◆ **Exercise prompt**: Select every line containing the word "stops" from the material, and copy those lines.

◆ **Data**:

══════

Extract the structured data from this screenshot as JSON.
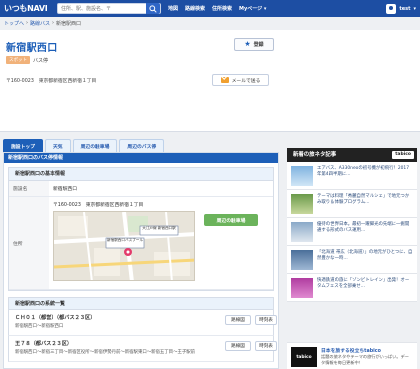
{
  "topbar": {
    "logo": "いつもNAVI",
    "search_placeholder": "住所、駅、施設名、〒",
    "nav": [
      "地図",
      "路線検索",
      "住所検索",
      "Myページ ▾"
    ],
    "user": "test",
    "user_caret": "▾"
  },
  "breadcrumb": [
    "トップへ",
    "›",
    "路線バス",
    "›",
    "新宿駅西口"
  ],
  "page": {
    "title": "新宿駅西口",
    "register_label": "登録",
    "tag": "スポット",
    "category": "バス停",
    "address": "〒160-0023　東京都新宿区西新宿１丁目",
    "mail_label": "メールで送る"
  },
  "tabs": [
    "施設トップ",
    "天気",
    "周辺の駐車場",
    "周辺のバス停"
  ],
  "main": {
    "section_title": "新宿駅西口のバス停情報",
    "basic_title": "新宿駅西口の基本情報",
    "rows": [
      {
        "label": "施設名",
        "value": "新宿駅西口"
      },
      {
        "label": "住所",
        "value": "〒160-0023　東京都新宿区西新宿１丁目"
      }
    ],
    "parking_button": "周辺の駐車場",
    "map_labels": [
      "大江戸線 新宿西口駅",
      "新宿駅西口バスプール"
    ],
    "route_title": "新宿駅西口の系統一覧",
    "routes": [
      {
        "name": "ＣＨ０１（都営）（都バス２３区）",
        "stops": "新宿駅西口〜新宿駅西口",
        "btn_a": "路線図",
        "btn_b": "時刻表"
      },
      {
        "name": "王７８（都バス２３区）",
        "stops": "新宿駅西口〜新宿三丁目〜新宿区役所〜新宿伊勢丹前〜新宿駅東口〜新宿五丁目〜王子駅前",
        "btn_a": "路線図",
        "btn_b": "時刻表"
      }
    ]
  },
  "sidebar": {
    "news_title": "新着の旅ネタ記事",
    "news_brand": "tabico",
    "news": [
      {
        "text": "エアバス、A330neoの初号機が初飛行！2017年第4四半期に…"
      },
      {
        "text": "テーマは料理「秀麗自然マルシェ」で地元つかみ取り＆体験プログラム…"
      },
      {
        "text": "優待の世界日本。最初一躍脚光の先端に一掘開通する形式のバス運用…"
      },
      {
        "text": "「北海道 帯広（北海道）」の地元がひとつに、自然豊かな一時…"
      },
      {
        "text": "快適鉄道の旅に「ゾンビトレイン」出発！オータムフェスを全部乗せ…"
      }
    ],
    "promo_logo": "tabico",
    "promo_title": "日本を旅する役立ちtabico",
    "promo_text": "話題の旅ネタやテーマの旅行がいっぱい。データ情報を毎日更新中！"
  }
}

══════

◆ **Response**:
        "stops": "新宿駅西口〜新宿駅西口",
        "stops": "新宿駅西口〜新宿三丁目〜新宿区役所〜新宿伊勢丹前〜新宿駅東口〜新宿五丁目〜王子駅前",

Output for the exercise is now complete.